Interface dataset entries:
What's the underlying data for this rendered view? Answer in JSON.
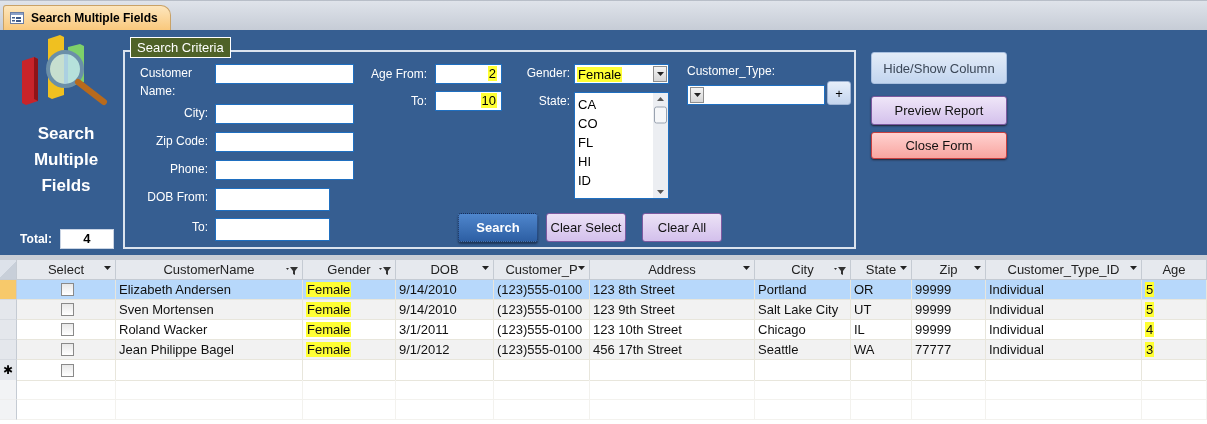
{
  "tab": {
    "label": "Search Multiple Fields",
    "selected": true
  },
  "form": {
    "title": "Search Multiple Fields",
    "total": {
      "label": "Total:",
      "value": "4"
    },
    "criteria": {
      "legend": "Search Criteria",
      "text_fields": [
        {
          "label": "Customer Name:",
          "kind": "long"
        },
        {
          "label": "City:",
          "kind": "long"
        },
        {
          "label": "Zip Code:",
          "kind": "long"
        },
        {
          "label": "Phone:",
          "kind": "long"
        },
        {
          "label": "DOB From:",
          "kind": "short"
        },
        {
          "label": "To:",
          "kind": "short"
        }
      ],
      "age_fields": [
        {
          "label": "Age From:",
          "value": "2",
          "highlighted": true
        },
        {
          "label": "To:",
          "value": "10",
          "highlighted": true
        }
      ],
      "gender": {
        "label": "Gender:",
        "value": "Female",
        "highlighted": true
      },
      "state": {
        "label": "State:",
        "options": [
          {
            "label": "CA",
            "selected": false
          },
          {
            "label": "CO",
            "selected": false
          },
          {
            "label": "FL",
            "selected": false
          },
          {
            "label": "HI",
            "selected": false
          },
          {
            "label": "ID",
            "selected": false
          }
        ]
      },
      "customer_type": {
        "label": "Customer_Type:",
        "add_button": "+"
      },
      "buttons": [
        {
          "label": "Search",
          "kind": "primary"
        },
        {
          "label": "Clear Select",
          "kind": "secondary"
        },
        {
          "label": "Clear All",
          "kind": "secondary"
        }
      ]
    },
    "side_buttons": [
      {
        "label": "Hide/Show Column",
        "kind": "blue"
      },
      {
        "label": "Preview Report",
        "kind": "purple"
      },
      {
        "label": "Close Form",
        "kind": "red"
      }
    ]
  },
  "datasheet": {
    "columns": [
      {
        "label": "Select",
        "kind": "dropdown",
        "highlighted": false
      },
      {
        "label": "CustomerName",
        "kind": "filter",
        "highlighted": false
      },
      {
        "label": "Gender",
        "kind": "filter",
        "highlighted": true
      },
      {
        "label": "DOB",
        "kind": "dropdown",
        "highlighted": false
      },
      {
        "label": "Customer_P",
        "kind": "dropdown",
        "highlighted": false
      },
      {
        "label": "Address",
        "kind": "dropdown",
        "highlighted": false
      },
      {
        "label": "City",
        "kind": "filter",
        "highlighted": false
      },
      {
        "label": "State",
        "kind": "dropdown",
        "highlighted": false
      },
      {
        "label": "Zip",
        "kind": "dropdown",
        "highlighted": false
      },
      {
        "label": "Customer_Type_ID",
        "kind": "dropdown",
        "highlighted": false
      },
      {
        "label": "Age",
        "kind": "plain",
        "highlighted": true
      }
    ],
    "rows": [
      {
        "selected": true,
        "checked": false,
        "cells": [
          "",
          "Elizabeth Andersen",
          "Female",
          "9/14/2010",
          "(123)555-0100",
          "123 8th Street",
          "Portland",
          "OR",
          "99999",
          "Individual",
          "5"
        ]
      },
      {
        "selected": false,
        "checked": false,
        "cells": [
          "",
          "Sven Mortensen",
          "Female",
          "9/14/2010",
          "(123)555-0100",
          "123 9th Street",
          "Salt Lake City",
          "UT",
          "99999",
          "Individual",
          "5"
        ]
      },
      {
        "selected": false,
        "checked": false,
        "cells": [
          "",
          "Roland Wacker",
          "Female",
          "3/1/2011",
          "(123)555-0100",
          "123 10th Street",
          "Chicago",
          "IL",
          "99999",
          "Individual",
          "4"
        ]
      },
      {
        "selected": false,
        "checked": false,
        "cells": [
          "",
          "Jean Philippe Bagel",
          "Female",
          "9/1/2012",
          "(123)555-0100",
          "456 17th Street",
          "Seattle",
          "WA",
          "77777",
          "Individual",
          "3"
        ]
      }
    ],
    "new_row": {
      "marker": "✱",
      "checked": false
    }
  }
}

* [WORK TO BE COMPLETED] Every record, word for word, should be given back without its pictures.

* [ANSWER FOR THE TASK]
What's the underlying data for this rendered view? Answer in JSON.
{
  "tab": {
    "label": "Search Multiple Fields",
    "selected": true
  },
  "form": {
    "title": "Search Multiple Fields",
    "total": {
      "label": "Total:",
      "value": "4"
    },
    "criteria": {
      "legend": "Search Criteria",
      "text_fields": [
        {
          "label": "Customer Name:",
          "kind": "long"
        },
        {
          "label": "City:",
          "kind": "long"
        },
        {
          "label": "Zip Code:",
          "kind": "long"
        },
        {
          "label": "Phone:",
          "kind": "long"
        },
        {
          "label": "DOB From:",
          "kind": "short"
        },
        {
          "label": "To:",
          "kind": "short"
        }
      ],
      "age_fields": [
        {
          "label": "Age From:",
          "value": "2",
          "highlighted": true
        },
        {
          "label": "To:",
          "value": "10",
          "highlighted": true
        }
      ],
      "gender": {
        "label": "Gender:",
        "value": "Female",
        "highlighted": true
      },
      "state": {
        "label": "State:",
        "options": [
          {
            "label": "CA",
            "selected": false
          },
          {
            "label": "CO",
            "selected": false
          },
          {
            "label": "FL",
            "selected": false
          },
          {
            "label": "HI",
            "selected": false
          },
          {
            "label": "ID",
            "selected": false
          }
        ]
      },
      "customer_type": {
        "label": "Customer_Type:",
        "add_button": "+"
      },
      "buttons": [
        {
          "label": "Search",
          "kind": "primary"
        },
        {
          "label": "Clear Select",
          "kind": "secondary"
        },
        {
          "label": "Clear All",
          "kind": "secondary"
        }
      ]
    },
    "side_buttons": [
      {
        "label": "Hide/Show Column",
        "kind": "blue"
      },
      {
        "label": "Preview Report",
        "kind": "purple"
      },
      {
        "label": "Close Form",
        "kind": "red"
      }
    ]
  },
  "datasheet": {
    "columns": [
      {
        "label": "Select",
        "kind": "dropdown",
        "highlighted": false
      },
      {
        "label": "CustomerName",
        "kind": "filter",
        "highlighted": false
      },
      {
        "label": "Gender",
        "kind": "filter",
        "highlighted": true
      },
      {
        "label": "DOB",
        "kind": "dropdown",
        "highlighted": false
      },
      {
        "label": "Customer_P",
        "kind": "dropdown",
        "highlighted": false
      },
      {
        "label": "Address",
        "kind": "dropdown",
        "highlighted": false
      },
      {
        "label": "City",
        "kind": "filter",
        "highlighted": false
      },
      {
        "label": "State",
        "kind": "dropdown",
        "highlighted": false
      },
      {
        "label": "Zip",
        "kind": "dropdown",
        "highlighted": false
      },
      {
        "label": "Customer_Type_ID",
        "kind": "dropdown",
        "highlighted": false
      },
      {
        "label": "Age",
        "kind": "plain",
        "highlighted": true
      }
    ],
    "rows": [
      {
        "selected": true,
        "checked": false,
        "cells": [
          "",
          "Elizabeth Andersen",
          "Female",
          "9/14/2010",
          "(123)555-0100",
          "123 8th Street",
          "Portland",
          "OR",
          "99999",
          "Individual",
          "5"
        ]
      },
      {
        "selected": false,
        "checked": false,
        "cells": [
          "",
          "Sven Mortensen",
          "Female",
          "9/14/2010",
          "(123)555-0100",
          "123 9th Street",
          "Salt Lake City",
          "UT",
          "99999",
          "Individual",
          "5"
        ]
      },
      {
        "selected": false,
        "checked": false,
        "cells": [
          "",
          "Roland Wacker",
          "Female",
          "3/1/2011",
          "(123)555-0100",
          "123 10th Street",
          "Chicago",
          "IL",
          "99999",
          "Individual",
          "4"
        ]
      },
      {
        "selected": false,
        "checked": false,
        "cells": [
          "",
          "Jean Philippe Bagel",
          "Female",
          "9/1/2012",
          "(123)555-0100",
          "456 17th Street",
          "Seattle",
          "WA",
          "77777",
          "Individual",
          "3"
        ]
      }
    ],
    "new_row": {
      "marker": "✱",
      "checked": false
    }
  }
}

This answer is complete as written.